Again, these are questions you should be asking your attorney.  Questions like, “Can you tell me YOUR bankruptcy process when preparing my case?

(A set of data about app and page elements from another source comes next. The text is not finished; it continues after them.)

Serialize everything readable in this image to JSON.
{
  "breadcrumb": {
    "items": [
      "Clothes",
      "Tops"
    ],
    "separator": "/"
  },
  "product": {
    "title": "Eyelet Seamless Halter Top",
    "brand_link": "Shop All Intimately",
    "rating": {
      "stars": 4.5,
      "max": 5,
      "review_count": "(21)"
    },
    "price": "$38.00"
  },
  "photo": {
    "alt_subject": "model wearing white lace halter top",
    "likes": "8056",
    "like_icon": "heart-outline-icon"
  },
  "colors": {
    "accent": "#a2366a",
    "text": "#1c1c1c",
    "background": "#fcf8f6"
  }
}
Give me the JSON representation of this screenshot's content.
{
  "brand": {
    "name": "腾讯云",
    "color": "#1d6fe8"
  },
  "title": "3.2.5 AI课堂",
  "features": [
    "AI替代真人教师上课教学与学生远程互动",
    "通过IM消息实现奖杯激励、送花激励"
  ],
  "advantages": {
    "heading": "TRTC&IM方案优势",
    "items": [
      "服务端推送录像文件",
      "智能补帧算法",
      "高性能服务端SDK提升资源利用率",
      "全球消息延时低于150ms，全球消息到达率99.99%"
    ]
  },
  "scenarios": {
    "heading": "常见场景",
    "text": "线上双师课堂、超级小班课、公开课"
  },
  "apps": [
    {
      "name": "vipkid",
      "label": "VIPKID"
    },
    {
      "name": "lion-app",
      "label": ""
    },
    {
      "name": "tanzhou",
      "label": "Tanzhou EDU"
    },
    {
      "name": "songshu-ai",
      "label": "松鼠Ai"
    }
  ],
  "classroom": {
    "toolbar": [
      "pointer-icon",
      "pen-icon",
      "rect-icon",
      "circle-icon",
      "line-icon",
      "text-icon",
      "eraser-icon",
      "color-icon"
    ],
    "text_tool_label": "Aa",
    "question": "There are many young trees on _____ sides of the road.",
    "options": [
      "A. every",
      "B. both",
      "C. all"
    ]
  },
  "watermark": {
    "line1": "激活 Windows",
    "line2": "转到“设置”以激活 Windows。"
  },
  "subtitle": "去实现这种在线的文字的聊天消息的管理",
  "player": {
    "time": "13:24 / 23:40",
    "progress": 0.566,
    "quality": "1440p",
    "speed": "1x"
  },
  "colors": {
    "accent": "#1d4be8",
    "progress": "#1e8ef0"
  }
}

Will I be contacting an attorney with all of my questions?  Do you receive my emails personally?  Do you know how to use Adobe?  Is there anyone else that handles my case?  Do you work on weekends?  What is your case load and how large is your staff?  Can you show me your process?”

If you take your time finding a bankruptcy attorney, you will find one the right attorney that meets your needs.

The Cost of Bankruptcy

Next you have to look at the actual cost of filing bankruptcy.

The old saying goes, not all cases are the same.  Everyone’s financial situation is different.  I have filed over 700 bankruptcy cases, and no one has the exact same situation.  If you already talked to an attorney, you probably heard that the fees depend on the complexity of the case.  In other words, your personal situation will make a large impact on the cost to file bankruptcy.

The lowest fees are generally provided for people who are on a fixed income (such as social security income), have no real estate, no car payment, are single with no dependents and have little to no assets.  In many cases, the amount of creditors and debt also factors into the costs.  To be fair, it is more work if you have more creditors.  On the other side, bankruptcy firms will charge more for clients who are married with dependents, who own real estate or a business, and have transferred property or sold assets etc.

Ultimately if you are working, you will pay more than a person who is on social security, unemployment or disability. This is due to the fact that the attorney has to calculate your income.  This might sound simple, but if you have heard of the “means test,” or calculating “schedule I,” you will understand that it’s just…more work.

Chapter 7

There are different costs depending on the type of bankruptcy you file.  In a Chapter 7, costs are determined by the factors above.  Also keep in mind that there is a court filing fee.  Court filing fees also depend on the Chapter you are filing.  Additionally, there is a credit counseling and debtor education class that you have to take that costs money.   Below are other possible costs that you should discuss with your bankruptcy attorney:

  • Filing Fee
  • Credit Counseling Course
  • Debtor Education Course/Financial Management Course
  • Credit Report
  • Appraisals on your home and other real estate
  • Tax Transcripts
  • Copies / Mail
  • Court motions

Chapter 13

Like a Chapter 7, many of the costs above are incorporated into a Chapter 13.  However, a Chapter 13 requires more work from bankruptcy attorneys.  There are additional hearings and documentation that needs to be filed in a Chapter 13.  An attorney needs to prepare the Chapter 13 Plan which reorganizes your debt and calculates percentages that are paid to your creditors.

Although most Chapter 13 attorneys charge the same, keep in mind that you can negotiate the upfront fees of a Chapter 13.  The remainder of the fees will be taken out of your Chapter 13 plan payments.   Therefore, in a Chapter 13, it is really important to find an attorney that you are comfortable with.  They are your attorneys for the entire Chapter 13.

Remember that finding an attorney will take some patience and some time.  The good news is that most bankruptcy attorneys offer free consultations and evaluations.  Therefore, there should be no reason not to talk to a number of attorneys before making your decision.